FEMA places its priority in residential areas, whereas industrial areas are typically handled by company owners who are keenly aware of the value of their wrecked buildings and more likely to recover and recycle as much as possible. Working with a local scrap yard most often leads to a better recovery rate. “If an actual scrap company is sent in or is called in by a local company to pick up metallics, then it’s going to go back into the supply chain,” Betts said.

Is there enough metal scrap to feed recycling demands?

The United States makes roughly 120 million tons of steel a year and about 70% is from electric arc furnaces, so you might wonder if we could one day run out of enough scrap to feed the growing number of EAF steel mills. That isn’t likely, according to Betts. “The United States is actually a scrap-rich nation,” she said. “We export scrap. We import as well, depending on pricing, but scrap is … a global commodity.”

The U.S. has so much scrap available because of its generations of consumers who have had the luxury of owning volumes of consumer goods — everything from automobiles to washers and dryers to steel buildings. That has resulted in enough for a healthy export trade.

Betts explained the geographical origins of U.S. scrap metal export: “Off the west coast there is more scrap exported to countries in Asia than what’s imported. On the east coast there is opportunity to import scrap, but also opportunities to export scrap to such places as Turkey. Turkey is a huge consumer of scrap internationally because they have a very large steel mill industry based there,” she said. 

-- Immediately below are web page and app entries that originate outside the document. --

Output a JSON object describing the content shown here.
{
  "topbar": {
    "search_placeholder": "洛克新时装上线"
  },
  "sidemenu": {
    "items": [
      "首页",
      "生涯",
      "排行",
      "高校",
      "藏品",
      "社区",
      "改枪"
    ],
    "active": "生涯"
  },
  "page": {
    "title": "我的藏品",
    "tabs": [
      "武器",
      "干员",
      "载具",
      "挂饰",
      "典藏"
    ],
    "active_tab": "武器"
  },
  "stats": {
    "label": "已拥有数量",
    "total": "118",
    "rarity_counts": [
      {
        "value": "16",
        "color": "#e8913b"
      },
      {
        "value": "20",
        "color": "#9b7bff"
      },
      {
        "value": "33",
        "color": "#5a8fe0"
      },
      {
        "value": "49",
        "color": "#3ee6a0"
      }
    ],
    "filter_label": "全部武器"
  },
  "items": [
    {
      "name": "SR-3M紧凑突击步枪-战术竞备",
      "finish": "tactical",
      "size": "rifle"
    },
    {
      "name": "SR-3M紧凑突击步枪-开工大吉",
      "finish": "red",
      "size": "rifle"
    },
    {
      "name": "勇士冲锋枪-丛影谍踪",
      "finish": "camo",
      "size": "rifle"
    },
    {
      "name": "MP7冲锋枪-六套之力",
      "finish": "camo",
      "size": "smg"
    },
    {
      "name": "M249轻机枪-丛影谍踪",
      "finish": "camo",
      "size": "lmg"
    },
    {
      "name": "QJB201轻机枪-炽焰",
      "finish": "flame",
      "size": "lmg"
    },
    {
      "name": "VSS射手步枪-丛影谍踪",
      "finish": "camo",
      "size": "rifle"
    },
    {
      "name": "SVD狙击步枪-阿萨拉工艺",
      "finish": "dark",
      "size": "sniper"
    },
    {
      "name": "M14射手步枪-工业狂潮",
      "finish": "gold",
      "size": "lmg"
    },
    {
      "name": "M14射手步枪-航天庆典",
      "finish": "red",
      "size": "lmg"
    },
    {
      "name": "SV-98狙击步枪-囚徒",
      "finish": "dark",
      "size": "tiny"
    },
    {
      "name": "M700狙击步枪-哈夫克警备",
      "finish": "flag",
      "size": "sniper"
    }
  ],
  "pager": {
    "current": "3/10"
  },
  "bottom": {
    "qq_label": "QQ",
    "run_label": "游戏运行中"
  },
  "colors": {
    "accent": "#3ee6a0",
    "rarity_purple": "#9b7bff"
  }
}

Why China is still building integrated mills

Today, only 10% of Chinese steel mills are EAFs. Instead, the country is concentrating its efforts on building integrated mills. The reason: China has fewer generations of wealthy consumers to cultivate for scrap. The country also has a lot of access to raw materials, making the mining of earth metals still attractive. 

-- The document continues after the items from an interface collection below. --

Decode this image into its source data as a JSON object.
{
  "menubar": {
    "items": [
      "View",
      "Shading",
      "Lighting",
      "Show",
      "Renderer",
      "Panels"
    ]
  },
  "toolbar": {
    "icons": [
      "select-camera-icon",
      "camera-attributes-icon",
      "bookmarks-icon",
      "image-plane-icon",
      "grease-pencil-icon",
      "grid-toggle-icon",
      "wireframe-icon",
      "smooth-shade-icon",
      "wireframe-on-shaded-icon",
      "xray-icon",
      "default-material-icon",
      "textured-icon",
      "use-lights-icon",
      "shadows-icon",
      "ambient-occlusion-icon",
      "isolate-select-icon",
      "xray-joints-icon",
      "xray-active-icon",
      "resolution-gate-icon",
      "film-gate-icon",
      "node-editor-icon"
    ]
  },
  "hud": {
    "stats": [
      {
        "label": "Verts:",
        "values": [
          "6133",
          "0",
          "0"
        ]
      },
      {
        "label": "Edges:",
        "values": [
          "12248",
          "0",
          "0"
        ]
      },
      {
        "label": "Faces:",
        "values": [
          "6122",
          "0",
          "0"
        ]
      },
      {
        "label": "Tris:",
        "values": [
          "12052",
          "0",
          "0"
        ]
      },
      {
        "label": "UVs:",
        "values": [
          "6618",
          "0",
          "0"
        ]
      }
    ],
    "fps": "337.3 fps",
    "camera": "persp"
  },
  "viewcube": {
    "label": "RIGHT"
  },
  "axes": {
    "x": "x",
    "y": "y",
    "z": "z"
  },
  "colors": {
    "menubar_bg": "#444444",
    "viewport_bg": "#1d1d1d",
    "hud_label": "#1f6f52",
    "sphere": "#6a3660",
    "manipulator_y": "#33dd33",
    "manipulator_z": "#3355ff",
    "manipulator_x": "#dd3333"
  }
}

“Their economy is growing, so you are starting to see first, second and third generations wanting a new washer and dryer, a new dishwasher, a new car,” Betts said. As that happens, the old generation of goods will be recycled, and more EAFs built there, yet that is a long way off: “They have started producing more scrap internally, but it’s not going to be [enough] for them to make the full switch to electric arc furnaces any time soon.” 

Does the world have enough electricity to run all the new EAF mills?

The growth of EAF mills have placed a burden on antiquated electric grids around the world, but solutions are being found. 

In the U.S., “overall we should be fine,” Betts said. “There are steel mill companies domestically that are looking at greener alternatives. Companies like Nucor, CMC and Gerdau are signing green energy deals with local power companies, or they are building their own renewable energy sources. They are aware there will be a need for additional power down the road, whether it’s through solar, or wind farms … they’re probably going to need a little more supplemental power, and they’re going to have more competition for the power.” 

How the scrap industry is changing

At the end of the day, the scrap industry is still rudimentary: Junk comes in, gets mangled, then shipped out to a buyer. Nothing complicated. But due to the increasing importance of grading levels and extraction methods there is a realization that scrap yard owners and workers need to see beyond the low-level basics, and to seize new market opportunities. Scrap University was formed in 2020 so that as much scrap value as possible is recognized and captured.

“You can’t go to a college, technical school, or high school course to learn the scrap yard trade,” Betts said. The only way to learn is by working inside it.  

The university offers videos and course materials on the basics of scrapping, “to help the next wave of employees at scrap yards get a quick understanding of the various grades that are out there,” and serve as a proactive measure to help the industry stay on the cutting edge of the modern frenzy for metal recycling. RF